No, I don’t see differences when it comes to investment strategies, but I am convinced that VC and PE-firms should increase their number of female investment managers in order to identify and attract more female entrepreneurs. Diversity within the investment companies is extremely important if they want to be able to identify 100% of the business opportunities available on the market. Right now, they don’t.
Before you started WES, you worked as Head of HR at MTG. Was there a big difference between how you approached the recruitment process at MTG vs how you approached it at WES?
As HR Director at MTG I was buying recruitment services from headhunters and I put pressure on the headhunting firms to present candidate lists covering a diverse range of candidate pools. I challenged them as much as I could to deliver more women and more candidates outside what I perceived to be a narrow stereotype. At WES we can make a difference on a bigger scale since we coach and challenge all our clients to break their traditional recruitment norms and patterns.
What are you looking for in a candidate?
Each recruitment is unique, and each company culture is unique so there is no “standard super candidate formula” that can be applied for all roles we recruit to. That’s the beauty of this job – that there is a perfect candidate out there for each role – no matter what the competence profile looks like and no matter what the corporate culture or values represent.
Have you ever experienced any obstacles or mistreatment in the business world because of your gender?
I would rather say that the lack of women on top positions in many of the companies and industries I have worked in has generated opportunities to drive change and to challenge existing norms and behaviors. The increasing demand for improved diversity is a valuable momentum for all amazing female top talents on the market that are ready to take on a new management- or board position. I have taken advantage of this momentum myself, but I have chosen wisely and picked employers with values that I respect and who represent a modern leadership culture without limiting politics and old school hierarchies.
Looking at your resumé, it is easy to get the impression that you work a lot and in a high pace. How do you keep yourself grounded and relaxed in times of stress or when you have a lot going on?
As a gymnast, my training and development came from making a lot of mistakes during practice as well as on competitive events, so I learned how to tackle mistakes under high pressure from an early age. It helped me to not be afraid of failure. In combination with being a true optimist with an annoyingly positive attitude to life in general I have always had a relaxed and solution-oriented approach to my career and to my job. Some people have a strategic approach to their career, but I have always been driven by lust. By having fun at work and choosing assignments that are joyful and inspiring it doesn’t really feel like I am working when I am at work. I love that!
When you were younger, you competed in gymnastics and achieved a lot of success such as winning gold in team gymnastics at the European Championship. Is sports still a big part of your life and do you see it being something that helps you stay motivated in your everyday life?
Definitely! When I did gymnastics, I got my daily boost of endorphins and a natural “high”. I love that feeling and I seek it in my daily life now as well as through fun job challenges and entrepreneurial adventures for example. I still do gymnastics every now and then and sports will always be a big part of my life. I am doomed to be an endorphin junkie forever, haha.
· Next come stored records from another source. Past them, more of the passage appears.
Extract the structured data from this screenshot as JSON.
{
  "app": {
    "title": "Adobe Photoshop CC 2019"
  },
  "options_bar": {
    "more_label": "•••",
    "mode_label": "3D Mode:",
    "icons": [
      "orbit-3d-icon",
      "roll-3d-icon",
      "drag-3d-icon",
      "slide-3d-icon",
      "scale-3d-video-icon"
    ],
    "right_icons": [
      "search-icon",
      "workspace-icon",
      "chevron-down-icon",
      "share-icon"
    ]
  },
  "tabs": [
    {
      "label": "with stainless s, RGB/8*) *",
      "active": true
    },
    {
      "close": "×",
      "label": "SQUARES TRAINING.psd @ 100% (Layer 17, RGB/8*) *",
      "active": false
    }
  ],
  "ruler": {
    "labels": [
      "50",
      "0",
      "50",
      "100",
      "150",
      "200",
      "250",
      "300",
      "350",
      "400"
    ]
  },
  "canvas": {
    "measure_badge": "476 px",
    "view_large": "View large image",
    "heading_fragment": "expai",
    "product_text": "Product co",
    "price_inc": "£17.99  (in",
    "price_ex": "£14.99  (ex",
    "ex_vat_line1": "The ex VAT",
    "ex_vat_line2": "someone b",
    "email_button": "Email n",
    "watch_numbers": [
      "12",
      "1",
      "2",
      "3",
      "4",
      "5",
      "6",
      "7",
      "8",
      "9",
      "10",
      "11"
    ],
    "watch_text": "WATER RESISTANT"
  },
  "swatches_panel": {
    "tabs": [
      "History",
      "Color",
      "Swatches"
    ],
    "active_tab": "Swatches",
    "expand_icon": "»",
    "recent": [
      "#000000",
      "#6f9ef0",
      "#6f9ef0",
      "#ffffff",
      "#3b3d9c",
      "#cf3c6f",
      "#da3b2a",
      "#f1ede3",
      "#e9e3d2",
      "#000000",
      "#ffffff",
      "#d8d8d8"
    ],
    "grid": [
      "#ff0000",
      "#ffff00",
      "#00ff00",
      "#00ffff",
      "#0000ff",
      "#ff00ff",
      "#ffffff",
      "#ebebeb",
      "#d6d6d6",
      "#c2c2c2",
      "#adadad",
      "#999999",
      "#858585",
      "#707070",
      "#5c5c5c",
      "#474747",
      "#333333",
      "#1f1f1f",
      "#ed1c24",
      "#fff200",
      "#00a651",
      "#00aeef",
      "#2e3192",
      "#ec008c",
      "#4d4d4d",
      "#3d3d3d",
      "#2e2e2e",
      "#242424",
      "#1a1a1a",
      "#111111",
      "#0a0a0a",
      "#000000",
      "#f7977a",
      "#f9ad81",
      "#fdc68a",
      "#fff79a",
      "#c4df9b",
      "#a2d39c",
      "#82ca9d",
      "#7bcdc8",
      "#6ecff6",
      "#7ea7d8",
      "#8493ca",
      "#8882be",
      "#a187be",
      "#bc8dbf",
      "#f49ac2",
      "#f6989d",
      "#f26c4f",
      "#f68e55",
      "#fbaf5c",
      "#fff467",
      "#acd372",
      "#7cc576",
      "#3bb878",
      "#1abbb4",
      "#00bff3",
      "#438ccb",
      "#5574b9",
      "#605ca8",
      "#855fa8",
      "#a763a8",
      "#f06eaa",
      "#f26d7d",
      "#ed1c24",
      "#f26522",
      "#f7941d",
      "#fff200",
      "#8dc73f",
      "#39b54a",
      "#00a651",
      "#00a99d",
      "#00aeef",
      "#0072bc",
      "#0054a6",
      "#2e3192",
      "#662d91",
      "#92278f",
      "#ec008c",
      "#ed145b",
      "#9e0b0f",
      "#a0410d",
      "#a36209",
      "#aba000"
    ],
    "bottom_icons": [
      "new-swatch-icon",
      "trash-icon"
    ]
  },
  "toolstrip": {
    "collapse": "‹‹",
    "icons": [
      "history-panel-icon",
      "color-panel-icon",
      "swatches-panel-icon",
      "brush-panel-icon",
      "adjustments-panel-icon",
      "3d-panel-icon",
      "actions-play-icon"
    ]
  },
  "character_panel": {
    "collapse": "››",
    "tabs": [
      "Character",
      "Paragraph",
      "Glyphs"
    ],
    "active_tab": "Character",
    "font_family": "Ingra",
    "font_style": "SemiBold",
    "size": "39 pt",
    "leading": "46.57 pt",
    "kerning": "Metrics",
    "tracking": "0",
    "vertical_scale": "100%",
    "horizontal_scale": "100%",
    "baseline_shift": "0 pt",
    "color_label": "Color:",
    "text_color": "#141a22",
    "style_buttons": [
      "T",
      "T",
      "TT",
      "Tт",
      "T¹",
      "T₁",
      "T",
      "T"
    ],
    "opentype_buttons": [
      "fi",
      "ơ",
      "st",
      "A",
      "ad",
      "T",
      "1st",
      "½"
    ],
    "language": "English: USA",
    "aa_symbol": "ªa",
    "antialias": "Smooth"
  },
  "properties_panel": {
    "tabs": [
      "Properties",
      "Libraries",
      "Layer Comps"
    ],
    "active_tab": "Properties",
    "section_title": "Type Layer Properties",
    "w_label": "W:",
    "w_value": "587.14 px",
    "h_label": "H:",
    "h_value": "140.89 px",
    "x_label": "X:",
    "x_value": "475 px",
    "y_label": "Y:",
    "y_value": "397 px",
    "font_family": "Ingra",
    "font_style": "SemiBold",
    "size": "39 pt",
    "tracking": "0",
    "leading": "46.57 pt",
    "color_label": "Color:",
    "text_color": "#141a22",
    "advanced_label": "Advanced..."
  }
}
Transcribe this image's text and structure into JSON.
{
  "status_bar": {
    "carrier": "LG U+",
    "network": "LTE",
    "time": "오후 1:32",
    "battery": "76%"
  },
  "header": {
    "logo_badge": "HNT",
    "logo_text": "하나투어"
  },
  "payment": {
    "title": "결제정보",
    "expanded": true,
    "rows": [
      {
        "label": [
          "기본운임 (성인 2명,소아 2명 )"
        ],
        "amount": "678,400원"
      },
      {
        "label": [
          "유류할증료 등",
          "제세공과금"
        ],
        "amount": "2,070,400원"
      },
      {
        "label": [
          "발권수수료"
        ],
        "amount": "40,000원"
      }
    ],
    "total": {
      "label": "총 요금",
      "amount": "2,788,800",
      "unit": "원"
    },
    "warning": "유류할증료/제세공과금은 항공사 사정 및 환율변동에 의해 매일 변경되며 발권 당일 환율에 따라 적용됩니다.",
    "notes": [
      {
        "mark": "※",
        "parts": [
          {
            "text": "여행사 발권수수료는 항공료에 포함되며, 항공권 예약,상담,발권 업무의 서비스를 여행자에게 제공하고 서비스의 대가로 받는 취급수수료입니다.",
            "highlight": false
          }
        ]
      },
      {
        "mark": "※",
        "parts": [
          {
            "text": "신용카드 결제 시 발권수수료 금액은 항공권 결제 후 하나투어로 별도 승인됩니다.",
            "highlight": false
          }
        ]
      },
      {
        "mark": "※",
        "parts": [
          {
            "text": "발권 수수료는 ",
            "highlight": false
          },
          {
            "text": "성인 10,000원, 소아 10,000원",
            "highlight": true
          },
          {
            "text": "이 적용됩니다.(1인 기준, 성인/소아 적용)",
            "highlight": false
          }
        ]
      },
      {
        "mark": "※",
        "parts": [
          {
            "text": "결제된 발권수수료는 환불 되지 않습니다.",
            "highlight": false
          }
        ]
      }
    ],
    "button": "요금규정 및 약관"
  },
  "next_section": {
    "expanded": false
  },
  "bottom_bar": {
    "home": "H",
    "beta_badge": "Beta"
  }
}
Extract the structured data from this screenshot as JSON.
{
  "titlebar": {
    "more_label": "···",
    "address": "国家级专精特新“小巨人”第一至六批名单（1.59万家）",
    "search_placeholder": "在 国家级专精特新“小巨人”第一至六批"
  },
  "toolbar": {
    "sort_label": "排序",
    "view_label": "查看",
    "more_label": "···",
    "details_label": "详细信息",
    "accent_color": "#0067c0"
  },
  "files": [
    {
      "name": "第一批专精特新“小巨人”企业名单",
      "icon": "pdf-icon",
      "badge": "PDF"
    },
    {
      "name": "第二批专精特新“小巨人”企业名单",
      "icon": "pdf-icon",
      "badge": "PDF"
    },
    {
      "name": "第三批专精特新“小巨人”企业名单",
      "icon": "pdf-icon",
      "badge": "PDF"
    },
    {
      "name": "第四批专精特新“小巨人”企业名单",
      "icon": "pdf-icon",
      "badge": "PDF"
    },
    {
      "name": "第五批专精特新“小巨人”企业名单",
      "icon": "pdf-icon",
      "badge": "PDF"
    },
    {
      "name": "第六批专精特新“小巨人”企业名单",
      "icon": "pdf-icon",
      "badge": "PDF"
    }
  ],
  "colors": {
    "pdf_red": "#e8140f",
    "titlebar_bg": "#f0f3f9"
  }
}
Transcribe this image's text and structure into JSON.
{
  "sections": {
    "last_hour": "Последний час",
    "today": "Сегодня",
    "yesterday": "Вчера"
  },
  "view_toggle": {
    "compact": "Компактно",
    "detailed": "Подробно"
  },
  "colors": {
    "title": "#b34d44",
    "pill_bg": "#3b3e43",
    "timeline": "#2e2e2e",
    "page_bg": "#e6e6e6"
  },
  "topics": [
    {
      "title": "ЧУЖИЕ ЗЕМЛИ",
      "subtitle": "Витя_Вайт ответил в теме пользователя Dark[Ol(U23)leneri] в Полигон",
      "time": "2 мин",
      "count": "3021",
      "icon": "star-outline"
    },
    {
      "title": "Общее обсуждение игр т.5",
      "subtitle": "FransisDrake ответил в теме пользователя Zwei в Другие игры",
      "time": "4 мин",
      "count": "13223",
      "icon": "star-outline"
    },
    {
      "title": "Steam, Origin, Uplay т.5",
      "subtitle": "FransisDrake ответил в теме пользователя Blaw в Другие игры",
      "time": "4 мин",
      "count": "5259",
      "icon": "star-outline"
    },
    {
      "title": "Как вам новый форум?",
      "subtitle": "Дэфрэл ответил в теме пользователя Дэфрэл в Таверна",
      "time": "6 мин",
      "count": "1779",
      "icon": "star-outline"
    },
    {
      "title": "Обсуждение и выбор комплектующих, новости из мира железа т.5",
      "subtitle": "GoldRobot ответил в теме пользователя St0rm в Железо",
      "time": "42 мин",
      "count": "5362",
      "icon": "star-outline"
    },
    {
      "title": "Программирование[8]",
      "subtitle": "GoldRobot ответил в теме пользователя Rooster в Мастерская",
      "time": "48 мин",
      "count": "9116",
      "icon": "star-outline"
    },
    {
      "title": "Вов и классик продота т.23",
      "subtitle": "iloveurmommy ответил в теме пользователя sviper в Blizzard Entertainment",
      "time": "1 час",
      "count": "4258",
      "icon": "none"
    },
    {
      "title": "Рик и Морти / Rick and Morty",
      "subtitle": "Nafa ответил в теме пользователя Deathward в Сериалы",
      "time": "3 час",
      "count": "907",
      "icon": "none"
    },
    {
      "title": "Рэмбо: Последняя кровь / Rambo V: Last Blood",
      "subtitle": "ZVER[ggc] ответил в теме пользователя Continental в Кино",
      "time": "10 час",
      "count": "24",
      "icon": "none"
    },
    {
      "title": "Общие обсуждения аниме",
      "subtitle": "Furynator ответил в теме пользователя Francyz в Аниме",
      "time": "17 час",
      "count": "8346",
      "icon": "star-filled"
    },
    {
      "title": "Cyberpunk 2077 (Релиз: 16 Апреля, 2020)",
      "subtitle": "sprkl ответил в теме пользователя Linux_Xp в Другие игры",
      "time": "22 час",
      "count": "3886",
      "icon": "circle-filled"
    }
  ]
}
If you could give any advice to your teenage self, what would it be?
Don’t be afraid of anything – little good comes out of it. And, buy Apple stock…
If you could give any advice to young career women, what would it be?
If you ever hit a glass ceiling – smash it.